A former CSE major's answers to common questions about his experiences at ETH. [back to ETH main page].
1. What's the course load like? I'm thinking about taking about 25 credits a quarter and the semester-long German class. Is that do-able? Enjoyable?
25 credits will be about right. Thirty is average, so with 25 you'll have a bit of free time to explore Switzerland, go to some parties, etc. I wouldn't worry about classes too much before you get here. Class sizes are not capped, so you can always get into a class. Most people try out as many classes as possible the first week and then drop the uninteresting ones.
2. What recommendations/experiences do you want to share about the classes you took? Anything I just HAVE to take there or classes I should definitely stay away from?
There are a few world-famous CS professors here that you might consider taking classes from. Bertrand Meyer wrote the Eiffel language and is well-recognized. Ueli Maurer is famous for his work in cryptography. They're both on sabbatical now so I don't know how good they are at teaching. I would just try out a bunch of classes and go with the best professors.
One thing you should expect is for classes to be more mathematical and theoretical than at UW. I recommend brushing up on linear algebra and statistics if you can. They're both assumed for most 400-level classes.
Generally, classes will have several hours of lecture a week, plus a section. Homework may be assigned, but it is usually not required. Your whole grade generally depends on the final, which occurs either in the first two weeks after the semester or about a month later, just before the start of the next semester. Some classes have a 15 minute oral final. You have to really know the subject to do well in one-on-one questioning with the professor. I expected to be able to travel a lot in the extremely long break between semesters, but I ended up studying for much of it.
3. Where do you live? (I won't ask if it's nice, because I've only been hearing about how absolutely wonderful it is.) On the housing application, it's asking me to select Dietikon or Woko... and I have no idea the difference in pros and cons of each of those.
WOKO is a company which owns many student housing. It's a cooperative, so the rent is much lower than market price. The ETH mobility office (for exchange students) decides tenants in one of several buildings (Bülachhof, Dietikon, and Culmanstrasse to name a few). Bülachhof is preferred by many people since it is in Zürich proper. Dietikon is slightly cheaper, but you have to take a short train in to school every day, which definitely outweighs the price benefit. Culmannstrasse is also a great option that is both a 3 minute walk from campus and in the heart of the city.

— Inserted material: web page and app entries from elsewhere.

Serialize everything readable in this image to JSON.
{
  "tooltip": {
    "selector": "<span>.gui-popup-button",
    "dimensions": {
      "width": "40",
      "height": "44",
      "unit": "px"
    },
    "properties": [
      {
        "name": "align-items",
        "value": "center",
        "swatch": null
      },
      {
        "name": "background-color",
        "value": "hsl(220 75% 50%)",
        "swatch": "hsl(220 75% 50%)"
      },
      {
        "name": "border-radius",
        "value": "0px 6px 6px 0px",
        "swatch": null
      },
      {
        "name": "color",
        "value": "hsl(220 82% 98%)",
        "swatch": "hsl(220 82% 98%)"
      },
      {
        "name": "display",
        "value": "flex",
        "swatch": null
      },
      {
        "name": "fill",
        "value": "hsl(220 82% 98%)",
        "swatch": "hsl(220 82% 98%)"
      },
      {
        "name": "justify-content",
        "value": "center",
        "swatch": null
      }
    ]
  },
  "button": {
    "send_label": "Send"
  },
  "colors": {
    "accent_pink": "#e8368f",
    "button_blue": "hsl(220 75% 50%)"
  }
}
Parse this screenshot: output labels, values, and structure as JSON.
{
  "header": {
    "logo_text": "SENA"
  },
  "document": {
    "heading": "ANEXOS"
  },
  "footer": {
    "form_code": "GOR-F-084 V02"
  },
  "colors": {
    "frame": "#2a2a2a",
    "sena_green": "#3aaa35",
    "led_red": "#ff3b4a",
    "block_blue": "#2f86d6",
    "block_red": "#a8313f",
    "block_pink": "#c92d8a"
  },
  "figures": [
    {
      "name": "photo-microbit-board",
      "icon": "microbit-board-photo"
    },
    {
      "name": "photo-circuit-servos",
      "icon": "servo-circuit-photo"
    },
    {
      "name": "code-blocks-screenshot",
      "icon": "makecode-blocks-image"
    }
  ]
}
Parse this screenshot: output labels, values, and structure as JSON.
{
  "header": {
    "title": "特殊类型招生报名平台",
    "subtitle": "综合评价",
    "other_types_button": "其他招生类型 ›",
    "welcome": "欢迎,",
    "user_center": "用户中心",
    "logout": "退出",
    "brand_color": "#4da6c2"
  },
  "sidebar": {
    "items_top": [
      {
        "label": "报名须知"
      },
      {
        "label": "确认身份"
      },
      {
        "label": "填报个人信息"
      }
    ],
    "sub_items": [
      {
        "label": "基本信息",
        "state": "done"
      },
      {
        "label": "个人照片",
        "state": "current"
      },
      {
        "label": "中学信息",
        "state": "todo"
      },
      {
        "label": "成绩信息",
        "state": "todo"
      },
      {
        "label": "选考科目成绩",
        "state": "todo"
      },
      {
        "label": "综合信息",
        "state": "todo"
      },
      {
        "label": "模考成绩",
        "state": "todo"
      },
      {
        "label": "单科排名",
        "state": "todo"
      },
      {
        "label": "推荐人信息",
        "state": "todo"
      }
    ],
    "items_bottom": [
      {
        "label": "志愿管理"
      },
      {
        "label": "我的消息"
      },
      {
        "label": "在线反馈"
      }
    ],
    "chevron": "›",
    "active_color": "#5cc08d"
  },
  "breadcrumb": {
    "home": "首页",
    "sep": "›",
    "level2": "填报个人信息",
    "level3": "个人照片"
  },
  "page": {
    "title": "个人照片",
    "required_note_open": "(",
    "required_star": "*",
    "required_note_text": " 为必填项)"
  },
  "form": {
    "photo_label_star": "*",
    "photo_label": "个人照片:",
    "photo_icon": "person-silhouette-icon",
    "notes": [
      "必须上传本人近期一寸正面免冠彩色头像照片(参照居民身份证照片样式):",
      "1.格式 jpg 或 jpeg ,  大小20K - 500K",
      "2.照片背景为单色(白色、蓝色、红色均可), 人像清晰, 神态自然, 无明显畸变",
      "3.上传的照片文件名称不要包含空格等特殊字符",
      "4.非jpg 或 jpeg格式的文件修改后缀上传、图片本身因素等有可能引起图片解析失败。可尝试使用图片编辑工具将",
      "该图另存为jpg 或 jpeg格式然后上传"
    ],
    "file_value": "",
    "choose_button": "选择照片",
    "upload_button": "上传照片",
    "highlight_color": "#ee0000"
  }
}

The three buildings come furnished with enough to get by - desk, shelves, closet, bed, and linens. The kitchens have pots and utensils, but are a little inconsistently provisioned due to years of breaking things, loans next door, etc. You might want to buy a lamp or bedside table once you get here, but IKEA is not too far away. There is also the Brockenhaus, a second hand store that's very cheap. I bought some skis and boots there for less than the price of rental.
One thing to consider if you selected ETH in part to learn German, is that in Bülachhof, Culmannstrasse, and Dietikon many people are more comfortable with English than German. Some people even get by here without learning any German at all. That can be nice sometimes, but it's not exactly the best environment to become really fluent. Another barrier is that Swiss German is very hard to understand, even if your High German is good. Just ask Swiss people to speak High German rather than English if you want to practice.
4. And of course, what do you wish you knew before you left for Switzerland? And other general recommendations... such as places that are particularly good to visit at a certain time of the year?
Think seriously about taking the intensive German course in September. It will really help you, not only linguistically but in showing you how to get around Zürich and giving you a quick base of friends.
Travel within Switzerland is very cheap. You should get two Swiss train cards: Halbtax (half price fair) and Gleis 7 (free travel after 7pm). Travel around Europe is also quite affordable. There are several budget airlines (ryanair, easyjet), but try to plan several months in advance for the cheapest tickets.
Try to get the multiple entrance visa so you can travel in and out of Switzerland before you get your residence permit. I recommend going up to München for Oktoberfest in late September. Another seasonal even is the Weihnachtsmarkt (Christmas market) in Stuttgart and surrounding towns (Esslingen was fun) in December. Finally, you definitely have to go skiing in the Alps as much as possible. You should bring ski clothes with you, since clothing is more expensive here.